◆ What you need to do: Copy out every line from the records that includes "this".

◆ Provided data:
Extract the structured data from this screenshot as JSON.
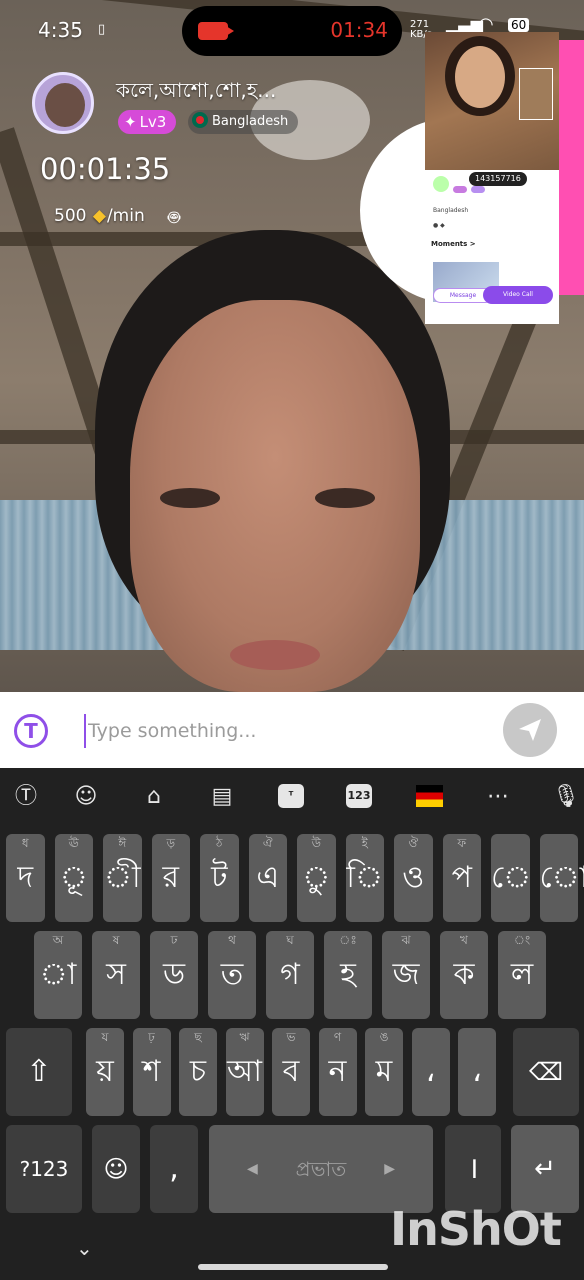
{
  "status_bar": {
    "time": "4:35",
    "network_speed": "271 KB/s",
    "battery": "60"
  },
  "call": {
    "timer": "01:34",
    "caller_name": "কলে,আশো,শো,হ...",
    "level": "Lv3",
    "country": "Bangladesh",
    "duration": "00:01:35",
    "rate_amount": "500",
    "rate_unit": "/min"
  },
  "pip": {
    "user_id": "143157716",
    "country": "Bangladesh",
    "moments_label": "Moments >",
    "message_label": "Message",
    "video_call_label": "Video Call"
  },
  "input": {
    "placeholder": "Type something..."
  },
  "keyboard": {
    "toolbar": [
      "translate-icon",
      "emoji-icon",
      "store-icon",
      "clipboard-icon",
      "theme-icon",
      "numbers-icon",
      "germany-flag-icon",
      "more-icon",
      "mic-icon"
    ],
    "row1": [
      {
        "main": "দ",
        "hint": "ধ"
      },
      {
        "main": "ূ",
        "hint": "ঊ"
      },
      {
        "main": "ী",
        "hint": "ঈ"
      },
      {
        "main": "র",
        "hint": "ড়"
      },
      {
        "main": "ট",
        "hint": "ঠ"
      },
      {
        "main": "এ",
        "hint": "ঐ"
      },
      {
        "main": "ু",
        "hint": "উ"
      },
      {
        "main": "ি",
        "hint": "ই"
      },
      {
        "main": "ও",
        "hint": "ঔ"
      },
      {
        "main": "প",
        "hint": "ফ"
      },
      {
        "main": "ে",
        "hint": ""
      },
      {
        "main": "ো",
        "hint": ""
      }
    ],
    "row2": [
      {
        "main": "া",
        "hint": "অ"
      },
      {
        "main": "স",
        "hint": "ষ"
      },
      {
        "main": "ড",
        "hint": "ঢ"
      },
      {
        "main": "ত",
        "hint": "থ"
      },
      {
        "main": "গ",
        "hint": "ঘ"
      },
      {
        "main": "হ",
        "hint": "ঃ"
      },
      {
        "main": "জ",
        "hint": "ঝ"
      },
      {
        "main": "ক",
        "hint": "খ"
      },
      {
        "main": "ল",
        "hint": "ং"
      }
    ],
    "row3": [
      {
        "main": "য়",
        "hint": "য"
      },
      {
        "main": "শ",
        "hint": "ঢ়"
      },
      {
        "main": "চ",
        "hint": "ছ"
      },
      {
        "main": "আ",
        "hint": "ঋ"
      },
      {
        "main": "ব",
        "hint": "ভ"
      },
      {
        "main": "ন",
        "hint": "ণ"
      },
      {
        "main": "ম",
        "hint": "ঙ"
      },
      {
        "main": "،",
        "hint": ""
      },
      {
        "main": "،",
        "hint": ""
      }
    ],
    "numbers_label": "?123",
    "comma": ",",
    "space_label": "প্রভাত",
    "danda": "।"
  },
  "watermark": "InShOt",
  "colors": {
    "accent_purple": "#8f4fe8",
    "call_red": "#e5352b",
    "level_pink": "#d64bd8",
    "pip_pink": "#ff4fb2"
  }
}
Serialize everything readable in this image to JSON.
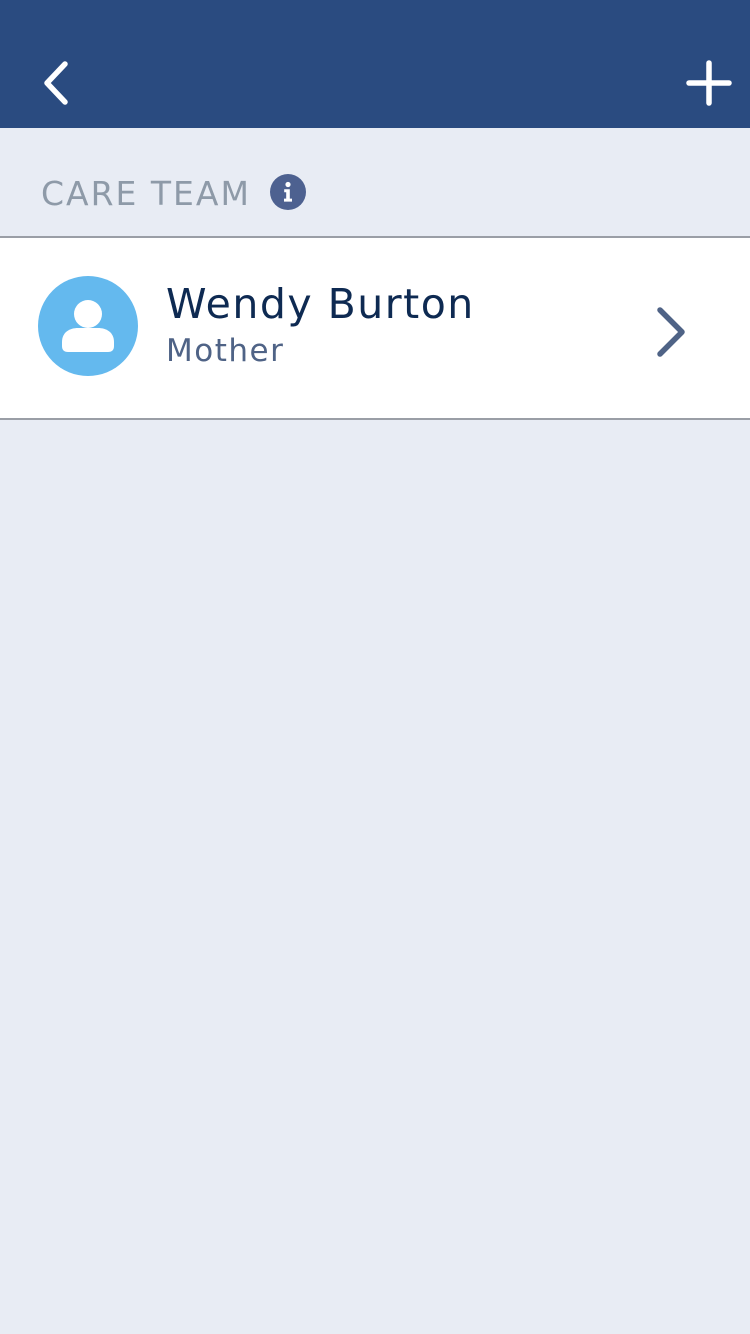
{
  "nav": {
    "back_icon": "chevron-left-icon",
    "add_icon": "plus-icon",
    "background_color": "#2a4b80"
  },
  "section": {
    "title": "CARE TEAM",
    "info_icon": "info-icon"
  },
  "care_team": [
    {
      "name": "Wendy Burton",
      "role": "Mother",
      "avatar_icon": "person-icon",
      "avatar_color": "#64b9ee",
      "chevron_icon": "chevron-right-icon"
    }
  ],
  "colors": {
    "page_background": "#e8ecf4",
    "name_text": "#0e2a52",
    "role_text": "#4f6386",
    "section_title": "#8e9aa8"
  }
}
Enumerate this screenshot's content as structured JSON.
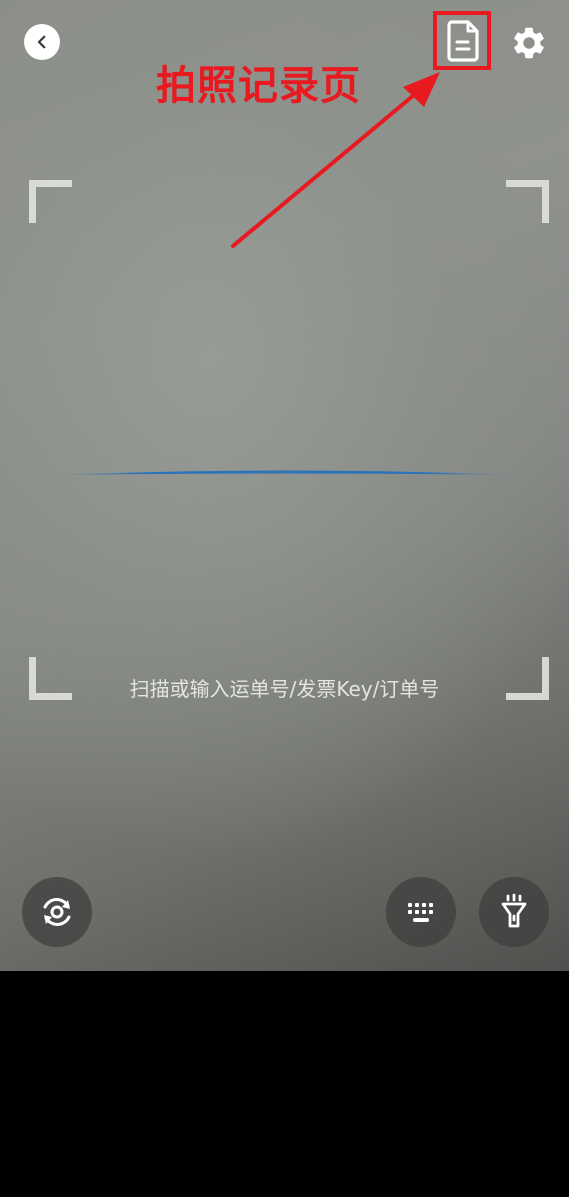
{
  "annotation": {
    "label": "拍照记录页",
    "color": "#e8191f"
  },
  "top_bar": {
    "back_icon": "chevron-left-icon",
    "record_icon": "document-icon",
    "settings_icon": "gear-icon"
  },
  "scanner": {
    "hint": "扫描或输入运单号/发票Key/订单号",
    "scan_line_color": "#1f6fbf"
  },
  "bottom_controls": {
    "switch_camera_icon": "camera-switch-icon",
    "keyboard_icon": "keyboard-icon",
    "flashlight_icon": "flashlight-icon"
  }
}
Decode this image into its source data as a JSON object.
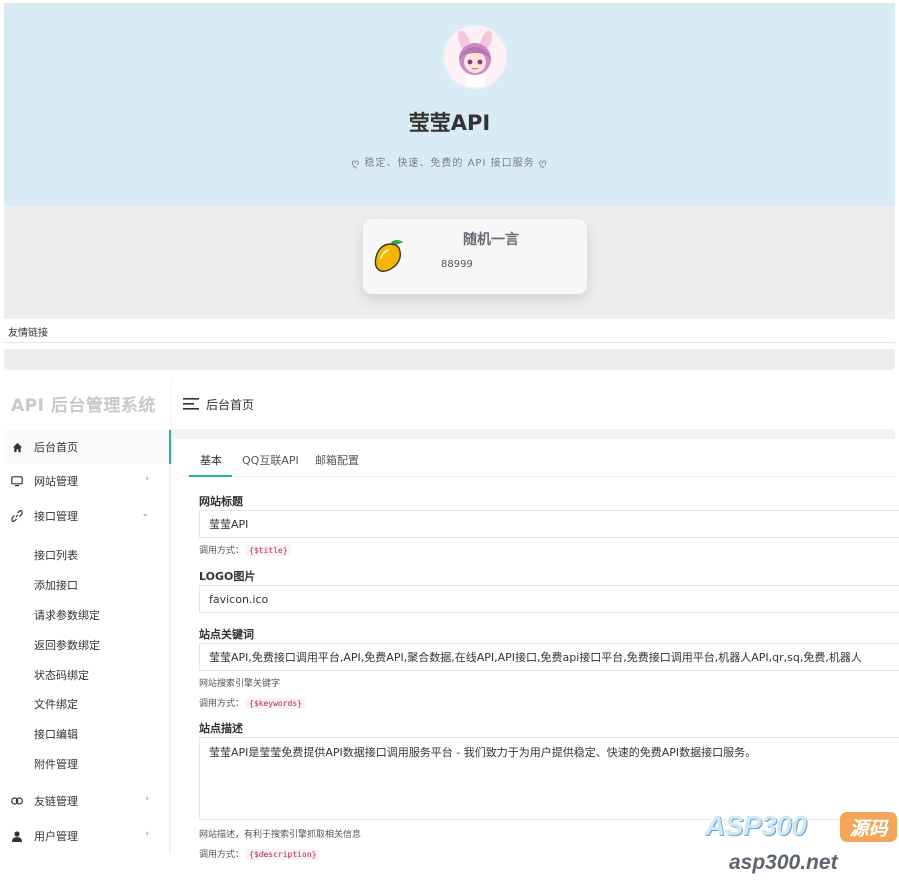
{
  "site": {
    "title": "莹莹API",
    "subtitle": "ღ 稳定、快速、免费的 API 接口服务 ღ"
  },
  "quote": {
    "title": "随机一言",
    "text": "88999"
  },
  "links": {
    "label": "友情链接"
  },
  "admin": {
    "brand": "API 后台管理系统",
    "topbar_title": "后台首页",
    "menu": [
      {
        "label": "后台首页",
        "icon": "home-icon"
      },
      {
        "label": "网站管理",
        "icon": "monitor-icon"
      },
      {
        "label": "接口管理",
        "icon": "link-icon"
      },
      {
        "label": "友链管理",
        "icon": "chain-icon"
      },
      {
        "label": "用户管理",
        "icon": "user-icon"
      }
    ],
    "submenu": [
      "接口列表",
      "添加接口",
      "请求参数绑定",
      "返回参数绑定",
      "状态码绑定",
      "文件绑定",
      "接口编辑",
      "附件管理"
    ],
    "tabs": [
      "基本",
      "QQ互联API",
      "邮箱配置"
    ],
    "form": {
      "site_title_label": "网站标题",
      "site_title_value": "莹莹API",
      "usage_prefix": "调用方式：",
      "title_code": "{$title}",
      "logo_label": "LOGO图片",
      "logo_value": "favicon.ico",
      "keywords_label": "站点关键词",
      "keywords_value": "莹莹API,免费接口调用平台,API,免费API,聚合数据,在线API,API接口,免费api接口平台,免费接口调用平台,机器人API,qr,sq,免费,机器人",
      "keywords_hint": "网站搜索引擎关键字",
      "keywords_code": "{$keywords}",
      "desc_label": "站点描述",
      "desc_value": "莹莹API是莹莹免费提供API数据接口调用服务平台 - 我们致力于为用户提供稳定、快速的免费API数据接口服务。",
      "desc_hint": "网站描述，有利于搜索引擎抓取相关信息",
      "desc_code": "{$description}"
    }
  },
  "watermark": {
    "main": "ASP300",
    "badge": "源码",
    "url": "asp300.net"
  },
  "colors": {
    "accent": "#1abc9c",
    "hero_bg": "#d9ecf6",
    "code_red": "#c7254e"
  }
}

◆ Written answer:
Extract the structured data from this screenshot as JSON.
Serialize everything readable in this image to JSON.
Enumerate this screenshot's content as structured JSON.
Decode this image into its source data as a JSON object.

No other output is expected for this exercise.